Students at UC Berkeley’s Boalt School of Law staged a rally supporting affirmative action on Monday, hours after the nation’s high court ruled to uphold the basic tenets of race preferences in college admissions.
But local legal scholars said the Supreme Court’s decision will have little to no effect on California universities.
“This largely codifies the status quo,” said UC Berkeley law professor Jesse Choper.
While the court ruled Monday that colleges may consider race in admissions, it did not require the practice.
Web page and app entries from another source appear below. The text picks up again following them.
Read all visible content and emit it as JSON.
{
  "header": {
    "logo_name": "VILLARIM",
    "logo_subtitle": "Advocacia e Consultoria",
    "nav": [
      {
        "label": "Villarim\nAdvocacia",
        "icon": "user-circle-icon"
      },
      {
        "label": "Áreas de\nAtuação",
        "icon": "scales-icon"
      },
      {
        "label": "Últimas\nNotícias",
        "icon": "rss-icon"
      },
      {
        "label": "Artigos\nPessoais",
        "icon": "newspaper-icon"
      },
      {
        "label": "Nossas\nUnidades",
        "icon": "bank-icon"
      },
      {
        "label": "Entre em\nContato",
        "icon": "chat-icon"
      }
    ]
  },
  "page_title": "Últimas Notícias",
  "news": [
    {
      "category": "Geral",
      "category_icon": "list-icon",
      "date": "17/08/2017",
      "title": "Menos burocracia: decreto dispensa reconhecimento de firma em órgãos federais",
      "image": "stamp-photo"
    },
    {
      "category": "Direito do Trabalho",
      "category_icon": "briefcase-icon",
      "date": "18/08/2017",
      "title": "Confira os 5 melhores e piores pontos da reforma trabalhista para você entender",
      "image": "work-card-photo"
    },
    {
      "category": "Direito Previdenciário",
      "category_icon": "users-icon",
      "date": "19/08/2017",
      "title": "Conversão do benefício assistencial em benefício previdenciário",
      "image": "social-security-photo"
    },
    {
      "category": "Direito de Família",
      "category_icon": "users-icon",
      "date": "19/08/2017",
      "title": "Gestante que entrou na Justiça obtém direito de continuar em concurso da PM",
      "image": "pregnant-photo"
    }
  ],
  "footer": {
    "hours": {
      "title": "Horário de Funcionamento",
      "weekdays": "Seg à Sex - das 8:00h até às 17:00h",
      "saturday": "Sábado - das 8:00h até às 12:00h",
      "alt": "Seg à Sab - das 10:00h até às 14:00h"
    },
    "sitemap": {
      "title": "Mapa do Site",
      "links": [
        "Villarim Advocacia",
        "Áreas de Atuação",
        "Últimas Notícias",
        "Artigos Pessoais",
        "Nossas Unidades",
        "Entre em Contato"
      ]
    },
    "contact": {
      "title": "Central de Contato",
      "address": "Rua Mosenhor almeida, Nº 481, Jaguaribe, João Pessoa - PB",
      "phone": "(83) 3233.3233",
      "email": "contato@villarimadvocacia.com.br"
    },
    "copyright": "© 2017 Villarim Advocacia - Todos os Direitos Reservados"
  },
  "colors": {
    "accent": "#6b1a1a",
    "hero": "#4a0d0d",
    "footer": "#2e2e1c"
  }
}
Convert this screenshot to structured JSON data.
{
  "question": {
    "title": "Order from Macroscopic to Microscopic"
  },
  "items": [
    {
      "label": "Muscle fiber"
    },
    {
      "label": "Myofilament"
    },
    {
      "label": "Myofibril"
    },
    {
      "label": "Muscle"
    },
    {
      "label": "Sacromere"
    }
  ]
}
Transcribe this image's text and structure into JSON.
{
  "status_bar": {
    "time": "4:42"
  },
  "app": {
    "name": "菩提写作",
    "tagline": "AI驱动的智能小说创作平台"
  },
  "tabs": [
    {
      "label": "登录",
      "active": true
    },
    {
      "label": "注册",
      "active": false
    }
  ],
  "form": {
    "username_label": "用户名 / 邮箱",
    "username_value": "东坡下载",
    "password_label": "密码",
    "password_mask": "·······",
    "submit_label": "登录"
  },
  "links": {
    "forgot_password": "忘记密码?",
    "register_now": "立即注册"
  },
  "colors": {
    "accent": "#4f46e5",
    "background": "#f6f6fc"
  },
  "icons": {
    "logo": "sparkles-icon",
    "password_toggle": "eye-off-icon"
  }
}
So in California, public institutions like the University of California and California State University will remain subject to the voter-approved Proposition 209, which bans affirmative action in public admissions and hiring.
Private institutions like Stanford University, which are not subject to Proposition 209, will be allowed to continue with admissions policies that weigh race as one of many factors.
The Supreme Court, in its most important statement on affirmative action in a generation, upheld a University of Michigan Law School admissions policy that weighed race as one of several considerations, ruling that the state had a “compelling” interest in promoting diversity on campus.
In a separate decision, however, the court struck down an undergraduate admissions policy at the university which automatically gave minority students 20 points on a 150-point scale that was used to rank prospective students.
The rulings were in line with the court’s Bakke decision of 1978, which rejected hard-and-fast quotas but allowed the use of race as a “factor” in college admissions and hiring decisions.
Although the rulings apply only to admissions at public institutions, they are expected to have broad impacts at private universities and businesses across the country.
UC Regent Ward Connerly, a conservative activist who led the fight to pass Proposition 209 in 1996, lamented the court’s split ruling—supporting the general use of race, but striking down the point-based system.
“The decisions handed down today by the Supreme Court are, indeed, mixed and ambiguous,” he said in a statement Monday. “These conflicting decisions consign our nation to another generation of litigation and agony about the constitutionally permissible uses of ‘race.’”
University of California President Richard Atkinson said, in a statement, that he welcomed the court’s ruling on the law school policy “as a supporter of affirmative action.”
“[But] as president of the University of California, I also respect the decision of the California voters, who in 1996 eliminated consideration of race and ethnicity in state university admissions,” he said. “The University of California will continue to work through other, legal means to achieve excellence and diversity on our campuses.”
UC’s admissions of “underrepresented minorities” —blacks, Hispanics and Native Americans—dropped from 18.8 percent in 1997 to 16.7 percent in 1998, the first year Proposition 209 went into effect.
Since then, UC has guaranteed admission to the top 4 percent of students at every California high school, struggling and successful alike, and instituted “comprehensive review” in admissions, weighing intangible factors like success in the face of adversity alongside traditional measures, like grades and SAT scores. With the new policies in place, admissions of underrepresented minorities have jumped every year and now stand at 19.8 percent.
Opponents of affirmative action say the 4 percent program and comprehensive review represent an attempt to circumvent Proposition 209. But the university contends that it is simply trying to reach out to new communities and get a fuller sense of every applicant.
Stanford law professor Pamela Karlan said the UC’s outreach programs appear to be race neutral, well within the law and in no need of Supreme Court review. Monday’s decisions, she said, have no bearing on the new policies.
“A 4 percent plan that is race neutral might not even come within the range of what is being considered here,” Karlan said.
At the press conference and rally Monday afternoon, a gathering of UC Berkeley students welcoming the court’s decision and rallying the faithful for the fight against Connerly’s next effort, the controversial Racial Privacy Initiative. The measure, slated for the March 2004 ballot, would prevent the state from collecting data on race.
Proponents say the initiative marks an important step toward a color-blind society. Opponents say it will block vital research and eliminate any evidence of racial discrimination in public health, housing and education.
“[The Supreme Court ruling] is a great victory for America, but our work is not yet done in California,” said Mohammad Kashmiri, a third-year law student at UC Berkeley’s Boalt Hall School of Law. “We’ve got to defeat Ward Connerly’s new proposition.”
Andrea Irvin, president of Berkeley College Republicans, said she was “disappointed” that the Supreme Court upheld the consideration of race in admissions, but vowed to continue the fight for Connerly’s initiative on campus.